5) Take Time To Do Stuff That You Love
I think we all can agree that life kind of sucks if all you do is work, so make sure that you take time to do stuff that you love, especially in college. You can go to the movies, hang out with your friends, go swimming, write a blog, or paint a picture—the possibilities are endless. One of the huge differences between my first and second semesters of college was that in the second semester, I took more time out of my schedule to do stuff that I loved, such as art and writing. You won’t believe how much of a difference it made.
6) Step Out Of Your Comfort Zone
I’ll admit that I’m not the greatest at this, but college has definitely pushed me to and past what I thought were my limits. For example, I was a member of my campus’ student patrol unit; many—if not all—colleges have this across the nation, and they’re most known for escorting students back to their dorms at night. Having this job was a huge step out of my comfort zone, and I was a little nervous about starting the job.
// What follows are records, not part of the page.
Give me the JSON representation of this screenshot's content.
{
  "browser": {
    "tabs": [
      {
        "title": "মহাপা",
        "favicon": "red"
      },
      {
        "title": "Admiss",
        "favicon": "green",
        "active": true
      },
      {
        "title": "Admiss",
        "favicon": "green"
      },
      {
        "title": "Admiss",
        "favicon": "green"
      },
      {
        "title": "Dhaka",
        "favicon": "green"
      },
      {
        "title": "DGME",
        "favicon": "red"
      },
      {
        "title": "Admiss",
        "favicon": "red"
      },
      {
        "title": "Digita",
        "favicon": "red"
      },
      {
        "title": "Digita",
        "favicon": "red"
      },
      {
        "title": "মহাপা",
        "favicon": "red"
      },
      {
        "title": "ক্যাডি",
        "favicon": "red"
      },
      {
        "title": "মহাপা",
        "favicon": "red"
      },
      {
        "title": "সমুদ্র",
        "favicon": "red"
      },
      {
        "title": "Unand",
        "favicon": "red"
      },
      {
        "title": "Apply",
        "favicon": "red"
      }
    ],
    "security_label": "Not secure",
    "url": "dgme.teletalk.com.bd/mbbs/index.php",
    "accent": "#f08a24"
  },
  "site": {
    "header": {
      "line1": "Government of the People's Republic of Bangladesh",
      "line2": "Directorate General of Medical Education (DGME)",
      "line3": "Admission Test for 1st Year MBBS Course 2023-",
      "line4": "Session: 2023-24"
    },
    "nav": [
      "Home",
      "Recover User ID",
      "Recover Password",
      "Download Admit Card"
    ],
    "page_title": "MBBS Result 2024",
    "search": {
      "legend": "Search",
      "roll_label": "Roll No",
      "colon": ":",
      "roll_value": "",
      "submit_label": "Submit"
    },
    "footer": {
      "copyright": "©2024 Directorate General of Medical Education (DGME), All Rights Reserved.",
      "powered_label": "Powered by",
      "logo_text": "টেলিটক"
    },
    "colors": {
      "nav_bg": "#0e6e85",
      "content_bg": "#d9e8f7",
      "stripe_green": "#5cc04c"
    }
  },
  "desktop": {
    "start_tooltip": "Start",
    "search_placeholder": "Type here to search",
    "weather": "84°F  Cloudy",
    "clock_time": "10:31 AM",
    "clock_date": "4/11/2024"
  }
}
Instead, what happened was that I loved the job and the people I worked with, and I can’t imagine having not done it. If I hadn’t stepped out of my comfort zone…if I had given in to fear…then I wouldn’t be as knowledgeable, confident, and as accepting of change and challenges as I am today.
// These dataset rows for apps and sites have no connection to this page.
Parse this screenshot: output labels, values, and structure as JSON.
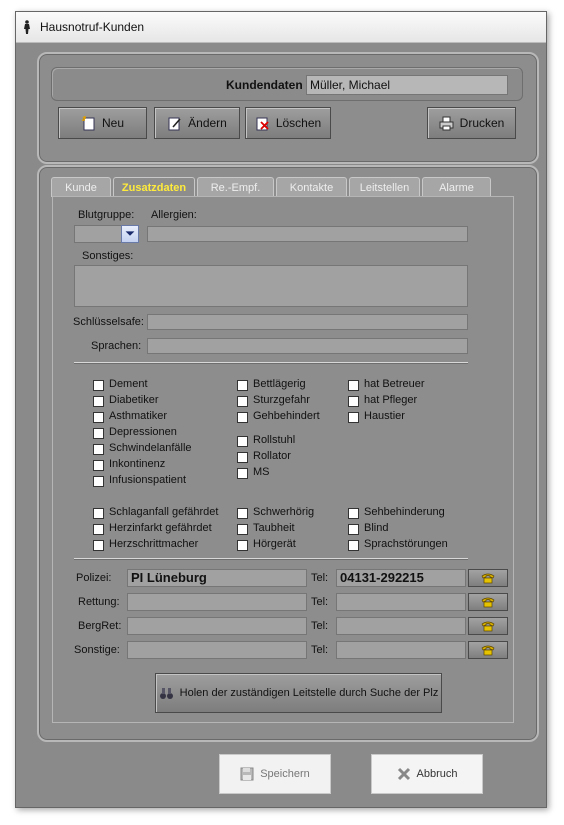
{
  "window": {
    "title": "Hausnotruf-Kunden"
  },
  "header": {
    "kundendaten_label": "Kundendaten",
    "kundendaten_value": "Müller, Michael"
  },
  "toolbar": {
    "neu": "Neu",
    "aendern": "Ändern",
    "loeschen": "Löschen",
    "drucken": "Drucken"
  },
  "tabs": [
    "Kunde",
    "Zusatzdaten",
    "Re.-Empf.",
    "Kontakte",
    "Leitstellen",
    "Alarme"
  ],
  "form": {
    "blutgruppe_label": "Blutgruppe:",
    "allergien_label": "Allergien:",
    "sonstiges_label": "Sonstiges:",
    "schluesselsafe_label": "Schlüsselsafe:",
    "sprachen_label": "Sprachen:"
  },
  "checks_col1": [
    "Dement",
    "Diabetiker",
    "Asthmatiker",
    "Depressionen",
    "Schwindelanfälle",
    "Inkontinenz",
    "Infusionspatient"
  ],
  "checks_col2a": [
    "Bettlägerig",
    "Sturzgefahr",
    "Gehbehindert"
  ],
  "checks_col2b": [
    "Rollstuhl",
    "Rollator",
    "MS"
  ],
  "checks_col3": [
    "hat Betreuer",
    "hat Pfleger",
    "Haustier"
  ],
  "checks_bottom": {
    "col1": [
      "Schlaganfall gefährdet",
      "Herzinfarkt gefährdet",
      "Herzschrittmacher"
    ],
    "col2": [
      "Schwerhörig",
      "Taubheit",
      "Hörgerät"
    ],
    "col3": [
      "Sehbehinderung",
      "Blind",
      "Sprachstörungen"
    ]
  },
  "contacts": {
    "tel_label": "Tel:",
    "rows": [
      {
        "label": "Polizei:",
        "name": "PI Lüneburg",
        "tel": "04131-292215"
      },
      {
        "label": "Rettung:",
        "name": "",
        "tel": ""
      },
      {
        "label": "BergRet:",
        "name": "",
        "tel": ""
      },
      {
        "label": "Sonstige:",
        "name": "",
        "tel": ""
      }
    ]
  },
  "search_button": "Holen der zuständigen Leitstelle durch Suche der Plz",
  "footer": {
    "save": "Speichern",
    "cancel": "Abbruch"
  }
}
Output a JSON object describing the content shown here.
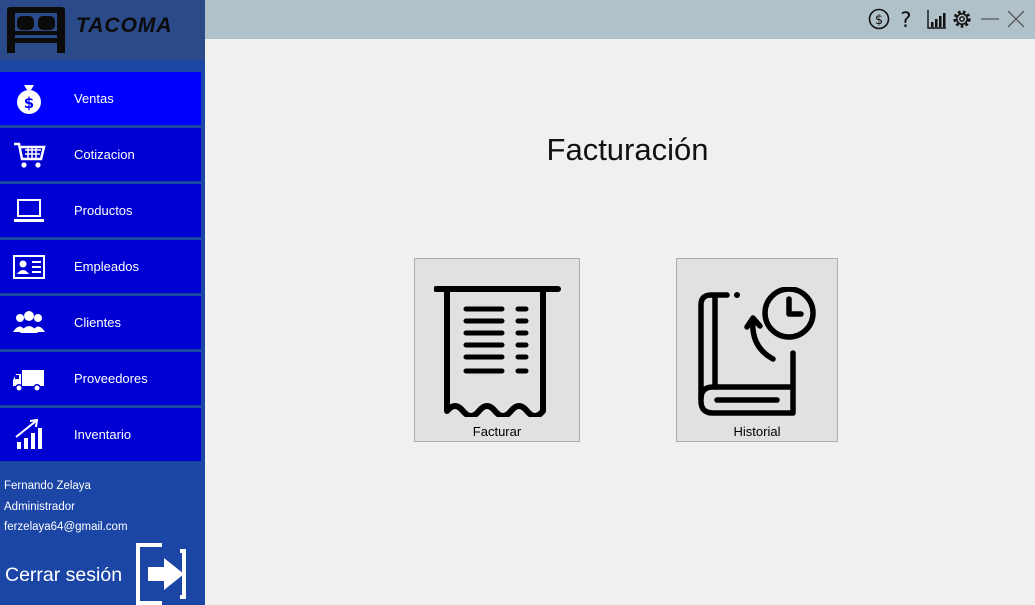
{
  "brand": {
    "name": "TACOMA",
    "logo_icon": "bed-icon"
  },
  "window_controls": [
    {
      "name": "currency-icon"
    },
    {
      "name": "help-icon"
    },
    {
      "name": "chart-icon"
    },
    {
      "name": "gear-icon"
    },
    {
      "name": "minimize-icon"
    },
    {
      "name": "close-icon"
    }
  ],
  "sidebar": {
    "items": [
      {
        "label": "Ventas",
        "icon": "money-bag-icon",
        "active": true
      },
      {
        "label": "Cotizacion",
        "icon": "cart-icon"
      },
      {
        "label": "Productos",
        "icon": "laptop-icon"
      },
      {
        "label": "Empleados",
        "icon": "id-card-icon"
      },
      {
        "label": "Clientes",
        "icon": "users-icon"
      },
      {
        "label": "Proveedores",
        "icon": "truck-icon"
      },
      {
        "label": "Inventario",
        "icon": "growth-chart-icon"
      }
    ]
  },
  "user": {
    "name": "Fernando Zelaya",
    "role": "Administrador",
    "email": "ferzelaya64@gmail.com"
  },
  "logout": {
    "label": "Cerrar sesión",
    "icon": "logout-arrow-icon"
  },
  "main": {
    "title": "Facturación",
    "tiles": [
      {
        "label": "Facturar",
        "icon": "receipt-icon"
      },
      {
        "label": "Historial",
        "icon": "history-book-icon"
      }
    ]
  },
  "colors": {
    "sidebar": "#1b46a6",
    "nav_item": "#0000d2",
    "nav_active": "#0000ff",
    "topbar": "#b1c1c9",
    "content_bg": "#f0f0f0"
  }
}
7) Office hours Are Worth It
I finished my freshman year with a 4.0 GPA (woo-hoo!), but I’d be lying if I told you that it was a walk in the park. Achieving that took a lot of hard work, which included attending office hours several times thought the year. Each time that I went, my professors were more than happy to help me with anything that I was confused on and helped me reach my full potential. Sometimes, since you’ve shown initiative by attending office hours, your professor may even raise your grade.
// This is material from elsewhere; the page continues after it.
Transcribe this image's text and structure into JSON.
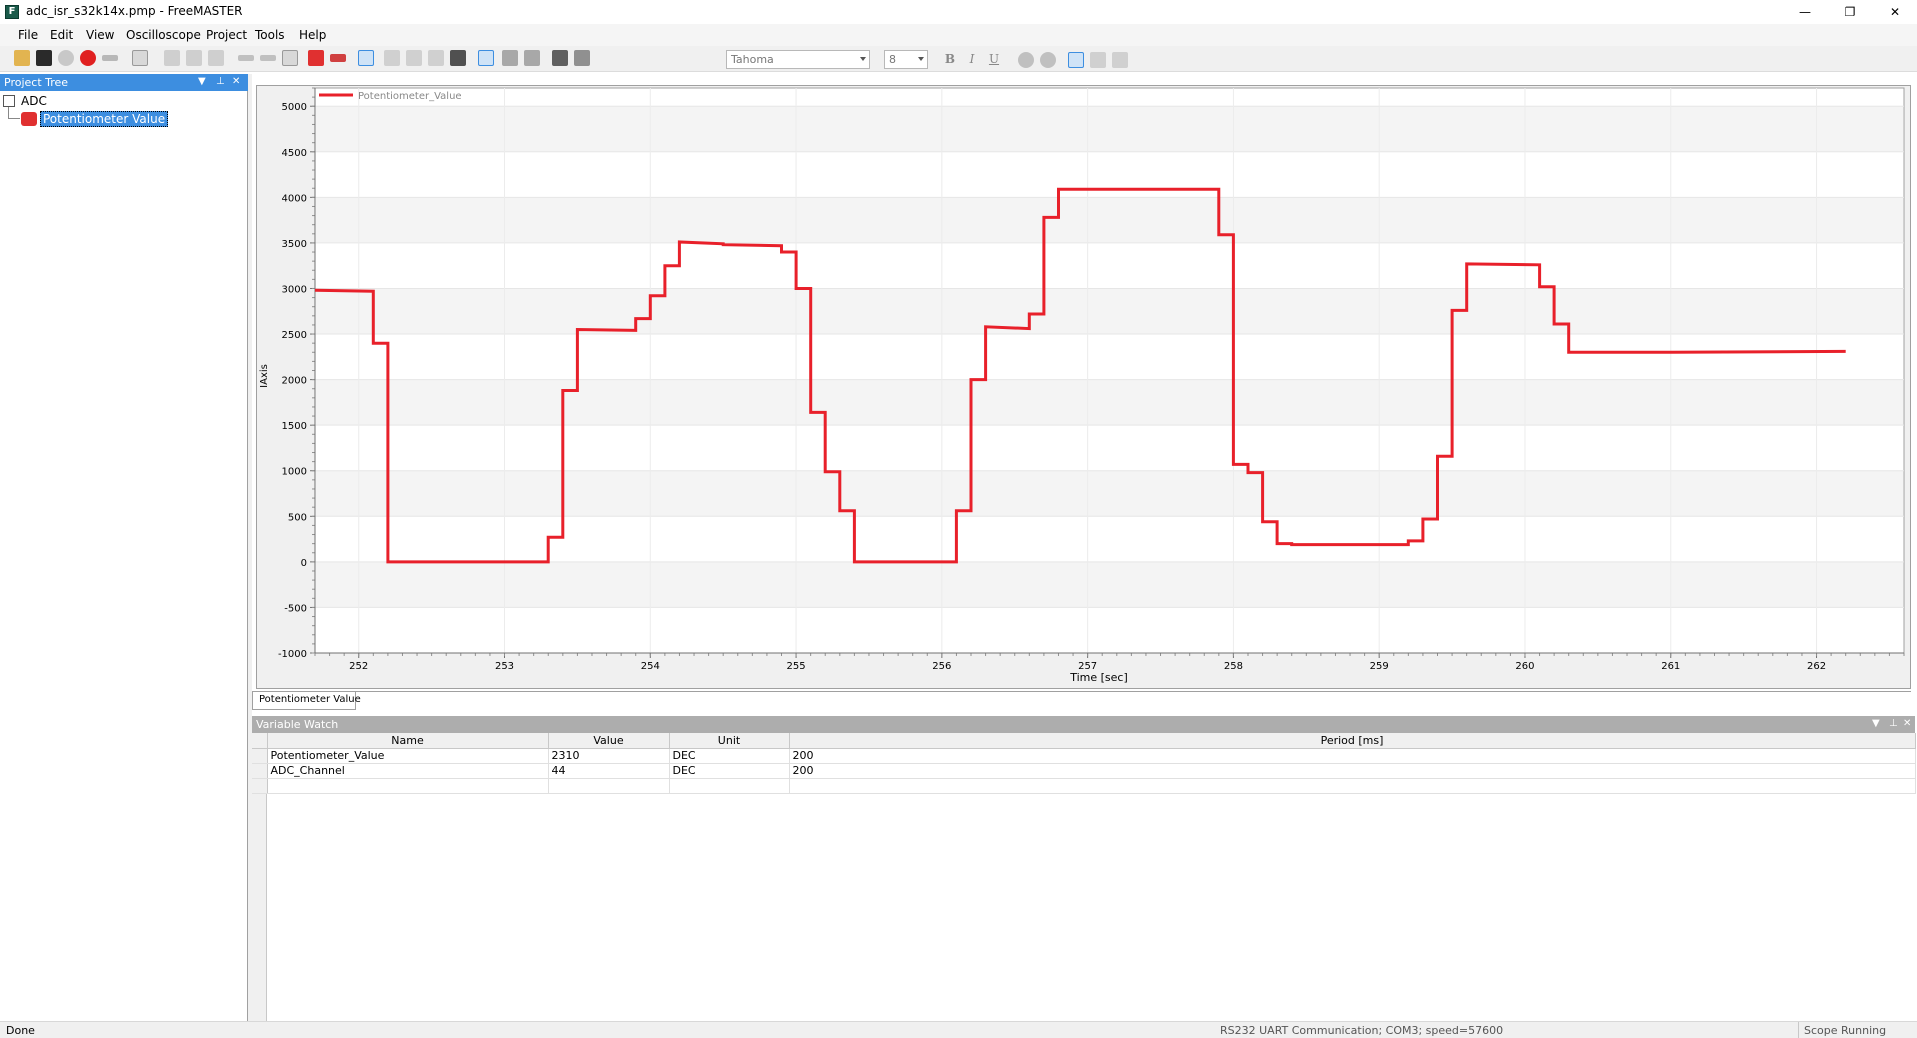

8) Don’t Stress—Everything Will Turn Out All Right In The End.
I don’t know about you all, but I know that college stresses me out a lot. Between remembering everything that I need to take to class (and believe, me, as an art student, there’s a lot) and figuring out what in the world I’m going to write that essay about, college can be quite stressful. Sometimes this stress is good and keeps me on top of things, but other times it can be completely overwhelming. Each time that it begins to reach this point, I remind myself that everything will always turn out all right in the end, so there’s no use stressing myself out about it. After all, everything has worked out so far.
And you know what? It always does.
9) Learn From Your Mistakes
Just like everybody else, I’ve made quite a few mistakes in my lifetime, and college isn’t excluded from that mix. What I’ve learned, however, is that they only matter if I don’t take the time to learn from them. Learning from my mistakes is what allows me to keep moving forward, not make the same mistakes again, and work towards my goals.
10) Don’t Give In to Fear
This is very similar to what I learned about stepping outside of my comfort zone, but I also learned not give in to fear because giving into fear means that I’ll later have regrets.
For example, I was scared of starting a blog. It was outside of my comfort zone, it was unlike anything I had ever done before, and it wasn’t a hobby that I could learn from a parent or friend. I had a lot of self-doubt about blogging, such as whether I would be good at, if I would be successful, and what my friends and family would think. Most of all, I was scarred that it would be something that I would lose interest in after a few months. I had to combat that fear, and as a result I found a hobby that I love with a community that I adore. I can’t imagine having it any other way.
These were the ten major lessons that I learned in my freshman year of college, and I’m sure that I will be learning many more as I enter in to my sophomore year this fall. As good as this was to reflect on what I’ve learned, I hope that you’ve been able to benefit from these lessons as well.
P.S. As always, let me know if you have any questions or comments by writing me a letter back (in the comments below) or by emailing me at email@example.com. I can’t wait to hear from you!